Fins and fin mounts (compatible with commercially available fins) were hastily 3D printed from ABS. Fins were reinforced with aluminum rods but the fins were actually very strong without them. The weakest point of the fin is by far the point where it is held by the mount. The fin mounts were attached to the board with epoxy/microballoon slurry, where balloons were added until the mixture had the consistency of yogurt.
|The aluminum bits are where the screws contact the fin and push inward/up to hold it in place.|
|Attempt at foam with kitchen sponges. This did not work.|
Next was the motor mount, which involved very very drippy microballoon epoxy and an aluminum plate with holes for 80/20 to be attached. It looks like crap and I know it.
|It's a surfboard?|
Sometime in October, a few friends and I headed out to test. It wasn't a sunny day but the weather wasn't bad. I had a wetsuit so I stayed pretty warm throughout the trip. Huge thanks to Tommy, Calvin, Dan, Rodrigo, and Andrew for helping out!
|Everything was tied down with twine, especially the motor and GoPro.|
By the way, the battery is in my backpack along with a whole bunch of foam for buoyancy in case it falls off.
|It floats... but lower|
|I went about 1/3 of the way across before turning back.|

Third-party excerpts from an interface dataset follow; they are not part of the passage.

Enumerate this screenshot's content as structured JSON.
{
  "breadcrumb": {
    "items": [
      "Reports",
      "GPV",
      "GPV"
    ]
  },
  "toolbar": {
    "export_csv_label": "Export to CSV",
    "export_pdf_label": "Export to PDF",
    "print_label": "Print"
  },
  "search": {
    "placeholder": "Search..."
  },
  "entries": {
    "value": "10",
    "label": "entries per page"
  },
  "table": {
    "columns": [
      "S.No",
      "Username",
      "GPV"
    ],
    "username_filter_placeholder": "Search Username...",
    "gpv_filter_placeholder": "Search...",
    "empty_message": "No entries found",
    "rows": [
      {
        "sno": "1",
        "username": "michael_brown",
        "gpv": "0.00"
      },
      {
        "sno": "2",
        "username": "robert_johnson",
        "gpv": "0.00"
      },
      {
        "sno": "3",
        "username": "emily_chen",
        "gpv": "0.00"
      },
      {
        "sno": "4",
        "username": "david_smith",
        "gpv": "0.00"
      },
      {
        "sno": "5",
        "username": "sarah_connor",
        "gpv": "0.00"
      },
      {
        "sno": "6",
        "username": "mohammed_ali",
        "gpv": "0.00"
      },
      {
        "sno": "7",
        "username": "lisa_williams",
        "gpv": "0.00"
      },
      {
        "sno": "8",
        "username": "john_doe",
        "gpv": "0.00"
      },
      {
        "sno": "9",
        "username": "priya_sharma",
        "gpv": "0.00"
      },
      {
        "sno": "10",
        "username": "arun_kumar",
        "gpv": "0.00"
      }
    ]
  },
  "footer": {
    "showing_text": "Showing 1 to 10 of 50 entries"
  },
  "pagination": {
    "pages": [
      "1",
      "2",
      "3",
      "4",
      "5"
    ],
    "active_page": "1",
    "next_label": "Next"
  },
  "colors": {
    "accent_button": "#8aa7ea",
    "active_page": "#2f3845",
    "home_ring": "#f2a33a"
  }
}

There is footage of the trip but it's 30 minutes long and I haven't edited it yet. Overall, the trip was a success. The motor didn't push me nearly fast enough to stand up. This was partially due to the motor's power being fairly lacking (it is the smallest of its class) and also because when I was just sitting or laying on the board, I was mostly underwater, providing more resistance and making it more difficult to gain speed. I topped out at about 5 mph, which was still quite a lot of fun. Also I haven't grown any extra limbs since being in the river, so I've got that going for me, which is nice.